Putting everything together, here’s an example GUI that makes use of the new background task type:

# (C) Copyright 2018-2020 Enthought, Inc., Austin, TX
# All rights reserved.
# This software is provided without warranty under the terms of the BSD
# license included in LICENSE.txt and may be redistributed only under
# the conditions described in the aforementioned license. The license
# is also available online at
# Thanks for using Enthought open source!

Example of a custom background job type.

from traits.api import (
from traits_futures.api import TraitsExecutor
from traitsui.api import HGroup, UItem, View

from fizz_buzz_task import FizzBuzzFuture, submit_fizz_buzz

class FizzBuzzUI(HasStrictTraits):
    #: The executor to submit tasks to.
    executor = Instance(TraitsExecutor, ())

    #: The future object returned on task submission.
    future = Instance(FizzBuzzFuture)

    #: Status message showing current state or the last-received result.
    message = Str("Ready")

    #: Button to calculate, plus its enabled state.
    calculate = Button()
    can_calculate = Property(Bool(), depends_on="future")

    #: Button to cancel, plus its enabled state.
    cancel = Button()
    can_cancel = Property(Bool(), depends_on="future.cancellable")

    def _submit_calculation(self, event):
        self.message = "Running"
        self.future = submit_fizz_buzz(self.executor)

    def _cancel_running_task(self, event):
        self.message = "Cancelling"

    def _report_fizz(self, event):
        self.message = "Fizz {}".format(

    def _report_buzz(self, event):
        self.message = "Buzz {}".format(

    def _report_fizz_buzz(self, event):
        self.message = "FIZZ BUZZ! {}".format(

    def _reset_future(self, event):
        self.message = "Ready"
        self.future = None

    def _get_can_calculate(self):
        return self.future is None

    def _get_can_cancel(self):
        return self.future is not None and self.future.cancellable

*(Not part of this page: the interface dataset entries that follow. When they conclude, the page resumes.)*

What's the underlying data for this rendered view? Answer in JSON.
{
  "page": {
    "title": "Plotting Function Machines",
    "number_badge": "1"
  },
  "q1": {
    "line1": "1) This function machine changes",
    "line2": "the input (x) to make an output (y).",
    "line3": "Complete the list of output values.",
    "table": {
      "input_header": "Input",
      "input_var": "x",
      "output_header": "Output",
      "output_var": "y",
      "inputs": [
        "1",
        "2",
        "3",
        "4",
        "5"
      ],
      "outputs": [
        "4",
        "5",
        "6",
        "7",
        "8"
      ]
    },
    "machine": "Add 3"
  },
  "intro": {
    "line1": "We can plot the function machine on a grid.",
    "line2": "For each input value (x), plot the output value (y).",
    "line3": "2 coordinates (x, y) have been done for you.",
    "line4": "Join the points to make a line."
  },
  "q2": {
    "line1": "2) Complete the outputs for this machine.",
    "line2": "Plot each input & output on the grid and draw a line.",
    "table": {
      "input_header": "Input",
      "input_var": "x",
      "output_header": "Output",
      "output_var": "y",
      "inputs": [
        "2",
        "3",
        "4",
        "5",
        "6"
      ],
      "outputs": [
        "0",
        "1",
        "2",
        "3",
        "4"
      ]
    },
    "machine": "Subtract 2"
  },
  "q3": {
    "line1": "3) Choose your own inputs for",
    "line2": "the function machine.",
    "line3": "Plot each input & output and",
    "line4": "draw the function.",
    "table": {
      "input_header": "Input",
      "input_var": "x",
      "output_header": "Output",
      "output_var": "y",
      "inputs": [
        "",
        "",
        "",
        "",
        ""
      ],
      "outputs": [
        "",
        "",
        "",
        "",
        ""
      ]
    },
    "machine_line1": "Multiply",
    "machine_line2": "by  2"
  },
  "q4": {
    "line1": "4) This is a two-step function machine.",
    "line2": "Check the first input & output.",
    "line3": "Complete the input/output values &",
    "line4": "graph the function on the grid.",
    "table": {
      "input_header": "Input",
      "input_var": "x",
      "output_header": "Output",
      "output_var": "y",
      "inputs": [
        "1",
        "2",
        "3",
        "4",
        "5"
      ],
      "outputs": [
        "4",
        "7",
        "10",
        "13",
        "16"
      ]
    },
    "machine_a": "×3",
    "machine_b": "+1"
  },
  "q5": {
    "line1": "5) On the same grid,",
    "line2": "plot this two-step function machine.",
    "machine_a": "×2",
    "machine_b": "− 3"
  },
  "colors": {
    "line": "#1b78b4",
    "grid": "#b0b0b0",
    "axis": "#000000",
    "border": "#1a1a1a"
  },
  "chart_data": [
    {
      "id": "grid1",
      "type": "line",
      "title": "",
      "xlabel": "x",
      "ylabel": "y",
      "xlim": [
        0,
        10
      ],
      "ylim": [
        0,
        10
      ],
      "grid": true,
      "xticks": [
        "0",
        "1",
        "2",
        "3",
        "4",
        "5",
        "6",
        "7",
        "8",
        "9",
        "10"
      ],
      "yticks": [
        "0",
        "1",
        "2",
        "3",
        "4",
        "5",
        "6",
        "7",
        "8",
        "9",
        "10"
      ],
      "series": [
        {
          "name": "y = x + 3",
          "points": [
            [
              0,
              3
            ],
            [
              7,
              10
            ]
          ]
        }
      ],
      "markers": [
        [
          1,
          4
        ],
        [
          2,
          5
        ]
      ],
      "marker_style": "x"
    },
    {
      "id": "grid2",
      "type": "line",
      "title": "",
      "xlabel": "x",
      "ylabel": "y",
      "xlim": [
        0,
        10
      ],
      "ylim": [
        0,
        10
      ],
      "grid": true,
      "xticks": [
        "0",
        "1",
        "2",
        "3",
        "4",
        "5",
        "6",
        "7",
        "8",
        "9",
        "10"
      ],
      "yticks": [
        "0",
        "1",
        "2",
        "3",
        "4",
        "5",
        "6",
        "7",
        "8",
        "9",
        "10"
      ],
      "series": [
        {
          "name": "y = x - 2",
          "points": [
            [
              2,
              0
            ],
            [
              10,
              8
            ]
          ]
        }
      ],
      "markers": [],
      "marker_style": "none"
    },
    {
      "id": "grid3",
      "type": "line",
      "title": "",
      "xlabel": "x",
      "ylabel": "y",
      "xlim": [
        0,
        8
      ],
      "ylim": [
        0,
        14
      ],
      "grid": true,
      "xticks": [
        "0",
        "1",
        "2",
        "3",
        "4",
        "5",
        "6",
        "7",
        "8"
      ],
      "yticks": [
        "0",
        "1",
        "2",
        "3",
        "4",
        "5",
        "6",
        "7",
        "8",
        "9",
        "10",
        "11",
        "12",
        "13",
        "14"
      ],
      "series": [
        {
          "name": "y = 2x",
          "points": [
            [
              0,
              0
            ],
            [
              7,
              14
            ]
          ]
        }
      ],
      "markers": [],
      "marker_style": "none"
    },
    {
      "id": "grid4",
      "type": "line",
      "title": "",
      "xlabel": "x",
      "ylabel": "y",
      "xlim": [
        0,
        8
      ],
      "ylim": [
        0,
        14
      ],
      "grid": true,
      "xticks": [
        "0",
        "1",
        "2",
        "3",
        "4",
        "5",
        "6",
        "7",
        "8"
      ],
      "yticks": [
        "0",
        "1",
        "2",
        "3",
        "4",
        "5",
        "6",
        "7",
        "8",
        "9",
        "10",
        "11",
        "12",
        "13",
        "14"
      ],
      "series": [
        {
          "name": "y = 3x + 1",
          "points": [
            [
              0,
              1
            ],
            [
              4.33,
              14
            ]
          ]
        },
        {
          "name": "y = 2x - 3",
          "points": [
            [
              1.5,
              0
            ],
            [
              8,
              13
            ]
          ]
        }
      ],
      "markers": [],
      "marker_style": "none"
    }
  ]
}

    traits_view = View(
        UItem("message", style="readonly"),
            UItem("calculate", enabled_when="can_calculate"),
            UItem("cancel", enabled_when="can_cancel"),

if __name__ == "__main__":